Oatmeal Cards buy from freelancers and pay on a case by case basis, depending on the work but is around $75. Their cards are funny and are often, but not always, illustrated. They don't like ideas that are mean or gross. They also don't like poetry, which is better suited to the company above. If you can raise a giggle from kids and grannies alike, this is definitely one company to approach.
Warner Press: They sell boxed cards and prefer writing on average of 4 lines. Their payment is $35.00 and the writing must be a religious theme.
SNAFU Designs: This company wants ideas which will make people laugh out loud. They will pay $100 for an original and funny idea.
Comstock Market Place: Will pay $50.00 for a gag line and negotiate with artists separately. If you create copy or imagery for adult humor, this is the site where you should submit your ideas.
Smart Alex: This site likes “funny, edgy, and risque!” they say.

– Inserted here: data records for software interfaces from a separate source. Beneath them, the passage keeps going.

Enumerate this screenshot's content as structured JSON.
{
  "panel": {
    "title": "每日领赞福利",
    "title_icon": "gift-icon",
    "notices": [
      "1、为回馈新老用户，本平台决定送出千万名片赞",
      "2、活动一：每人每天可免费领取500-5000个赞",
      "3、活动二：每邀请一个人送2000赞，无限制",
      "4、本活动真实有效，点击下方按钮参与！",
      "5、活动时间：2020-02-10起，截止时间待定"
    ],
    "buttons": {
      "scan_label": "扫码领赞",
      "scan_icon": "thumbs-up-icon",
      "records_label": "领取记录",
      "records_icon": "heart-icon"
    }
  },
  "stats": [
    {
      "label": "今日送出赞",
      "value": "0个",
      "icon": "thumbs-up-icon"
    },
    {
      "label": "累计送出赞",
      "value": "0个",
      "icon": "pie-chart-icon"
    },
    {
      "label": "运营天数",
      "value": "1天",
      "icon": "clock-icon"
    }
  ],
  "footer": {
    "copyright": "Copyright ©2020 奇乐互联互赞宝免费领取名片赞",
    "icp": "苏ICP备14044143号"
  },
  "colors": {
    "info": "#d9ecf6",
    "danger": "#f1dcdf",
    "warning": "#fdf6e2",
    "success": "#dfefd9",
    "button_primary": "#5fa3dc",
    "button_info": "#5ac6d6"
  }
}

Also, images that are glamor or retro. Take a look at their site to see if your photos, illustrations or your copy is their type of thing. They will have a look and compensate you if they decide to use it. There appears to be no set fee and they will discuss terms only after they have seen your work and decide to use it.

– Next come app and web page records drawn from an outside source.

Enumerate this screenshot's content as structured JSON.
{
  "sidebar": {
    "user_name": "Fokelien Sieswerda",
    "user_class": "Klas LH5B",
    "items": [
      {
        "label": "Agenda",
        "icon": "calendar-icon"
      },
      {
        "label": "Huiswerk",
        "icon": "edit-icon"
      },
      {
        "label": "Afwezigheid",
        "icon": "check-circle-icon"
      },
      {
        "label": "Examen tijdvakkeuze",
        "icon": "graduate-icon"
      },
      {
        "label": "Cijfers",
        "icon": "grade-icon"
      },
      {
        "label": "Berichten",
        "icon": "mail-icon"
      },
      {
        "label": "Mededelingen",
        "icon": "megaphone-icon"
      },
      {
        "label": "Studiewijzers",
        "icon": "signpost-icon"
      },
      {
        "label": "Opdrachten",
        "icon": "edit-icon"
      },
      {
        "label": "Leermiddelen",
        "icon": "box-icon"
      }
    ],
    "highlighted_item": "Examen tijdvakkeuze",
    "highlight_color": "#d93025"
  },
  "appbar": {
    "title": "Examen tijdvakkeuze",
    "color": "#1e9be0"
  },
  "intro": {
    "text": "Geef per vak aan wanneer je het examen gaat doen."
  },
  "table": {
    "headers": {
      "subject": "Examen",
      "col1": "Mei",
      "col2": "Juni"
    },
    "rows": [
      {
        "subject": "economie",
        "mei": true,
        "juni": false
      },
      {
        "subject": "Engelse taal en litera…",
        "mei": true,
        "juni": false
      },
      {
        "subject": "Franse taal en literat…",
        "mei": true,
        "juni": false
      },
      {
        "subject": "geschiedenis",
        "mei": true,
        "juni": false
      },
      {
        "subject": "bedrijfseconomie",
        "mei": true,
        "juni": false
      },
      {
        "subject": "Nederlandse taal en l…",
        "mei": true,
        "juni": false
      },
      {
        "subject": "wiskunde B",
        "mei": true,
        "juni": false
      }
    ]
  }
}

5. Respond to Requests on Freelance Sites
The other option is freelance sites. These you will be working with a customer's specific request. This is unlike the other options where you create first and sell; here, your customer comes to you and gives you an idea of what they would like. Although these sites do offer other services, freelancers can do well there creating cards.
Freelance sites include:
- Gig Bucks
- People Per Hour
Which of these ideas appeal to you?
Questions & Answers
I painted a picture of the Seven Sisters near Eastbourne, and lots of people said it would make a great greetings card. I have a very commercial style of painting because I was a graphic artist when I left school. Do you think anyone would buy tourist-type scenes via Zazzle?
I am creating 6x6” greeting cards. The only place I can find a wire floor spinning rack with pockets to hold the 6” square cards is in the UK. I fell in love with the bright colored wire choices. The racks are reasonably priced, but shipping would be $300! Would a custom made rack be cheaper?
© 2017 Mary Wickison